- **Excerpts from an interface dataset**:
=== Begin Enclosure ===

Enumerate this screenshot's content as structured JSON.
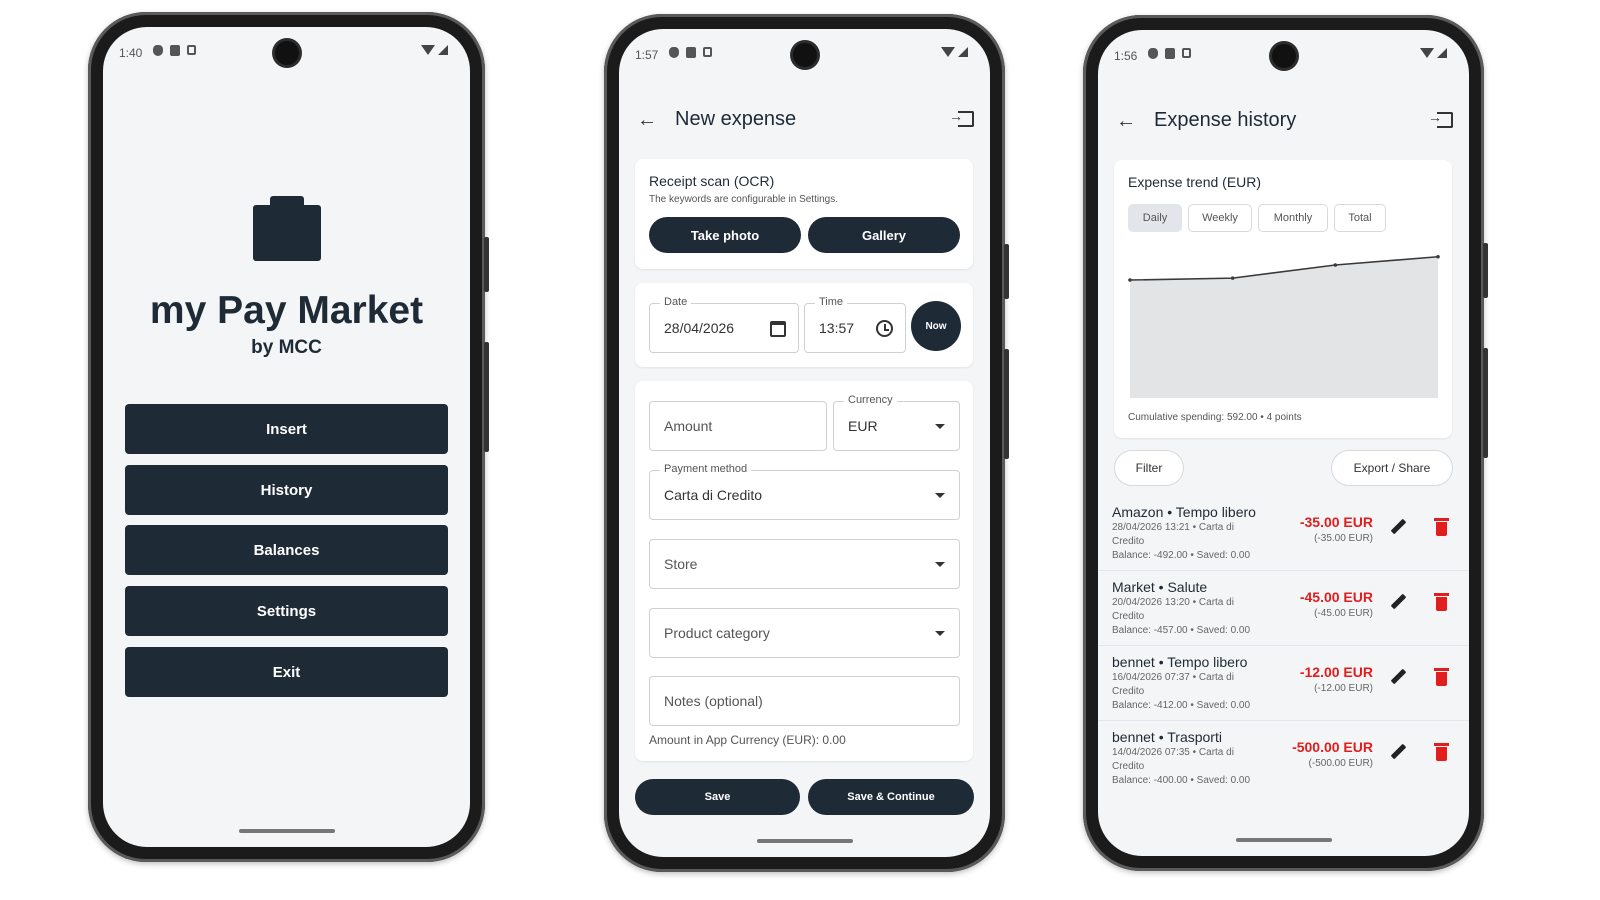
{
  "phone1": {
    "status_time": "1:40",
    "app_title": "my Pay Market",
    "app_subtitle": "by MCC",
    "menu": [
      "Insert",
      "History",
      "Balances",
      "Settings",
      "Exit"
    ]
  },
  "phone2": {
    "status_time": "1:57",
    "title": "New expense",
    "receipt": {
      "title": "Receipt scan (OCR)",
      "subtitle": "The keywords are configurable in Settings.",
      "take_photo": "Take photo",
      "gallery": "Gallery"
    },
    "datetime": {
      "date_label": "Date",
      "date_value": "28/04/2026",
      "time_label": "Time",
      "time_value": "13:57",
      "now": "Now"
    },
    "form": {
      "amount_placeholder": "Amount",
      "currency_label": "Currency",
      "currency_value": "EUR",
      "payment_label": "Payment method",
      "payment_value": "Carta di Credito",
      "store_placeholder": "Store",
      "category_placeholder": "Product category",
      "notes_placeholder": "Notes (optional)",
      "app_currency_line": "Amount in App Currency (EUR): 0.00"
    },
    "save": "Save",
    "save_continue": "Save & Continue"
  },
  "phone3": {
    "status_time": "1:56",
    "title": "Expense history",
    "trend": {
      "title": "Expense trend (EUR)",
      "tabs": [
        "Daily",
        "Weekly",
        "Monthly",
        "Total"
      ],
      "active_tab": 0,
      "caption": "Cumulative spending: 592.00 • 4 points"
    },
    "filter": "Filter",
    "export": "Export / Share",
    "expenses": [
      {
        "title": "Amazon • Tempo libero",
        "meta": "28/04/2026 13:21  •  Carta di Credito",
        "balance": "Balance: -492.00 • Saved: 0.00",
        "amount": "-35.00 EUR",
        "orig": "(-35.00 EUR)"
      },
      {
        "title": "Market • Salute",
        "meta": "20/04/2026 13:20  •  Carta di Credito",
        "balance": "Balance: -457.00 • Saved: 0.00",
        "amount": "-45.00 EUR",
        "orig": "(-45.00 EUR)"
      },
      {
        "title": "bennet • Tempo libero",
        "meta": "16/04/2026 07:37  •  Carta di Credito",
        "balance": "Balance: -412.00 • Saved: 0.00",
        "amount": "-12.00 EUR",
        "orig": "(-12.00 EUR)"
      },
      {
        "title": "bennet • Trasporti",
        "meta": "14/04/2026 07:35  •  Carta di Credito",
        "balance": "Balance: -400.00 • Saved: 0.00",
        "amount": "-500.00 EUR",
        "orig": "(-500.00 EUR)"
      }
    ],
    "chart_data": {
      "type": "area",
      "points": [
        {
          "x": 0,
          "y": 0
        },
        {
          "x": 1,
          "y": 0.05
        },
        {
          "x": 2,
          "y": 0.4
        },
        {
          "x": 3,
          "y": 0.62
        }
      ],
      "fill_color": "#e3e4e6",
      "line_color": "#3a3a3a"
    }
  },
  "colors": {
    "primary": "#1f2a37",
    "danger": "#e11d1d",
    "background": "#f3f5f7"
  }
}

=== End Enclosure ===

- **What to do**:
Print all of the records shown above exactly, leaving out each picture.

- **Solution**:
Enumerate this screenshot's content as structured JSON.
{
  "phone1": {
    "status_time": "1:40",
    "app_title": "my Pay Market",
    "app_subtitle": "by MCC",
    "menu": [
      "Insert",
      "History",
      "Balances",
      "Settings",
      "Exit"
    ]
  },
  "phone2": {
    "status_time": "1:57",
    "title": "New expense",
    "receipt": {
      "title": "Receipt scan (OCR)",
      "subtitle": "The keywords are configurable in Settings.",
      "take_photo": "Take photo",
      "gallery": "Gallery"
    },
    "datetime": {
      "date_label": "Date",
      "date_value": "28/04/2026",
      "time_label": "Time",
      "time_value": "13:57",
      "now": "Now"
    },
    "form": {
      "amount_placeholder": "Amount",
      "currency_label": "Currency",
      "currency_value": "EUR",
      "payment_label": "Payment method",
      "payment_value": "Carta di Credito",
      "store_placeholder": "Store",
      "category_placeholder": "Product category",
      "notes_placeholder": "Notes (optional)",
      "app_currency_line": "Amount in App Currency (EUR): 0.00"
    },
    "save": "Save",
    "save_continue": "Save & Continue"
  },
  "phone3": {
    "status_time": "1:56",
    "title": "Expense history",
    "trend": {
      "title": "Expense trend (EUR)",
      "tabs": [
        "Daily",
        "Weekly",
        "Monthly",
        "Total"
      ],
      "active_tab": 0,
      "caption": "Cumulative spending: 592.00 • 4 points"
    },
    "filter": "Filter",
    "export": "Export / Share",
    "expenses": [
      {
        "title": "Amazon • Tempo libero",
        "meta": "28/04/2026 13:21  •  Carta di Credito",
        "balance": "Balance: -492.00 • Saved: 0.00",
        "amount": "-35.00 EUR",
        "orig": "(-35.00 EUR)"
      },
      {
        "title": "Market • Salute",
        "meta": "20/04/2026 13:20  •  Carta di Credito",
        "balance": "Balance: -457.00 • Saved: 0.00",
        "amount": "-45.00 EUR",
        "orig": "(-45.00 EUR)"
      },
      {
        "title": "bennet • Tempo libero",
        "meta": "16/04/2026 07:37  •  Carta di Credito",
        "balance": "Balance: -412.00 • Saved: 0.00",
        "amount": "-12.00 EUR",
        "orig": "(-12.00 EUR)"
      },
      {
        "title": "bennet • Trasporti",
        "meta": "14/04/2026 07:35  •  Carta di Credito",
        "balance": "Balance: -400.00 • Saved: 0.00",
        "amount": "-500.00 EUR",
        "orig": "(-500.00 EUR)"
      }
    ],
    "chart_data": {
      "type": "area",
      "points": [
        {
          "x": 0,
          "y": 0
        },
        {
          "x": 1,
          "y": 0.05
        },
        {
          "x": 2,
          "y": 0.4
        },
        {
          "x": 3,
          "y": 0.62
        }
      ],
      "fill_color": "#e3e4e6",
      "line_color": "#3a3a3a"
    }
  },
  "colors": {
    "primary": "#1f2a37",
    "danger": "#e11d1d",
    "background": "#f3f5f7"
  }
}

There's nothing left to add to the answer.